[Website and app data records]
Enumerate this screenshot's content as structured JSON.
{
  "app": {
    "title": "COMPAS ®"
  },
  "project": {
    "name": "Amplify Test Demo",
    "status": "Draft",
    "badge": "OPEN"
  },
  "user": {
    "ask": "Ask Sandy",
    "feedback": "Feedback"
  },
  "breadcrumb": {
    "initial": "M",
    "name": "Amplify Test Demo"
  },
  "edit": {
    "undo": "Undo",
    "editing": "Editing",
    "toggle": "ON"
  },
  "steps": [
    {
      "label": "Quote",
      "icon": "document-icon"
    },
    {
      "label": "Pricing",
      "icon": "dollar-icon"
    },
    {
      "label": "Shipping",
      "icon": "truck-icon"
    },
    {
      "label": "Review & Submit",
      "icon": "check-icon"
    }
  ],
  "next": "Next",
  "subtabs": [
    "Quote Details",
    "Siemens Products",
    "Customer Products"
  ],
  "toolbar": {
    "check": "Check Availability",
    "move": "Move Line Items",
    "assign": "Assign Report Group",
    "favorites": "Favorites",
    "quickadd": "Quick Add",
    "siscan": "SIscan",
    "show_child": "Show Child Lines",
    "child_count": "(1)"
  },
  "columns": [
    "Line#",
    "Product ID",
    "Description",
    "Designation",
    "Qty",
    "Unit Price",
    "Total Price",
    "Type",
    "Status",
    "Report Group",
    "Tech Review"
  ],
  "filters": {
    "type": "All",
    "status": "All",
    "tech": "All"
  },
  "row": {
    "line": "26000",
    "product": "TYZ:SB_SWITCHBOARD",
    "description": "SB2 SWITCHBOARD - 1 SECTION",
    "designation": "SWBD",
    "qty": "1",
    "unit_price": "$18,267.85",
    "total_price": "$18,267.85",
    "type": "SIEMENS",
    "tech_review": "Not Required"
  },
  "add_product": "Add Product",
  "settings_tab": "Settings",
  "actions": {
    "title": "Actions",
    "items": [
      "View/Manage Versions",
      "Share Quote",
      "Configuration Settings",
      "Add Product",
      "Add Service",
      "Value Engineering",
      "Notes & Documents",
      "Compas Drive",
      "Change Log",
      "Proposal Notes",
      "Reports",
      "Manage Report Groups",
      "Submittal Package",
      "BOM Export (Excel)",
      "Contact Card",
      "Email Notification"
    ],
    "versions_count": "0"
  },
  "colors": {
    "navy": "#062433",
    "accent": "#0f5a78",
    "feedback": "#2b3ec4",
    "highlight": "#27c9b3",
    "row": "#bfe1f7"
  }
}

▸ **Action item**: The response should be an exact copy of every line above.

▸ **Response to the task**:
Enumerate this screenshot's content as structured JSON.
{
  "app": {
    "title": "COMPAS ®"
  },
  "project": {
    "name": "Amplify Test Demo",
    "status": "Draft",
    "badge": "OPEN"
  },
  "user": {
    "ask": "Ask Sandy",
    "feedback": "Feedback"
  },
  "breadcrumb": {
    "initial": "M",
    "name": "Amplify Test Demo"
  },
  "edit": {
    "undo": "Undo",
    "editing": "Editing",
    "toggle": "ON"
  },
  "steps": [
    {
      "label": "Quote",
      "icon": "document-icon"
    },
    {
      "label": "Pricing",
      "icon": "dollar-icon"
    },
    {
      "label": "Shipping",
      "icon": "truck-icon"
    },
    {
      "label": "Review & Submit",
      "icon": "check-icon"
    }
  ],
  "next": "Next",
  "subtabs": [
    "Quote Details",
    "Siemens Products",
    "Customer Products"
  ],
  "toolbar": {
    "check": "Check Availability",
    "move": "Move Line Items",
    "assign": "Assign Report Group",
    "favorites": "Favorites",
    "quickadd": "Quick Add",
    "siscan": "SIscan",
    "show_child": "Show Child Lines",
    "child_count": "(1)"
  },
  "columns": [
    "Line#",
    "Product ID",
    "Description",
    "Designation",
    "Qty",
    "Unit Price",
    "Total Price",
    "Type",
    "Status",
    "Report Group",
    "Tech Review"
  ],
  "filters": {
    "type": "All",
    "status": "All",
    "tech": "All"
  },
  "row": {
    "line": "26000",
    "product": "TYZ:SB_SWITCHBOARD",
    "description": "SB2 SWITCHBOARD - 1 SECTION",
    "designation": "SWBD",
    "qty": "1",
    "unit_price": "$18,267.85",
    "total_price": "$18,267.85",
    "type": "SIEMENS",
    "tech_review": "Not Required"
  },
  "add_product": "Add Product",
  "settings_tab": "Settings",
  "actions": {
    "title": "Actions",
    "items": [
      "View/Manage Versions",
      "Share Quote",
      "Configuration Settings",
      "Add Product",
      "Add Service",
      "Value Engineering",
      "Notes & Documents",
      "Compas Drive",
      "Change Log",
      "Proposal Notes",
      "Reports",
      "Manage Report Groups",
      "Submittal Package",
      "BOM Export (Excel)",
      "Contact Card",
      "Email Notification"
    ],
    "versions_count": "0"
  },
  "colors": {
    "navy": "#062433",
    "accent": "#0f5a78",
    "feedback": "#2b3ec4",
    "highlight": "#27c9b3",
    "row": "#bfe1f7"
  }
}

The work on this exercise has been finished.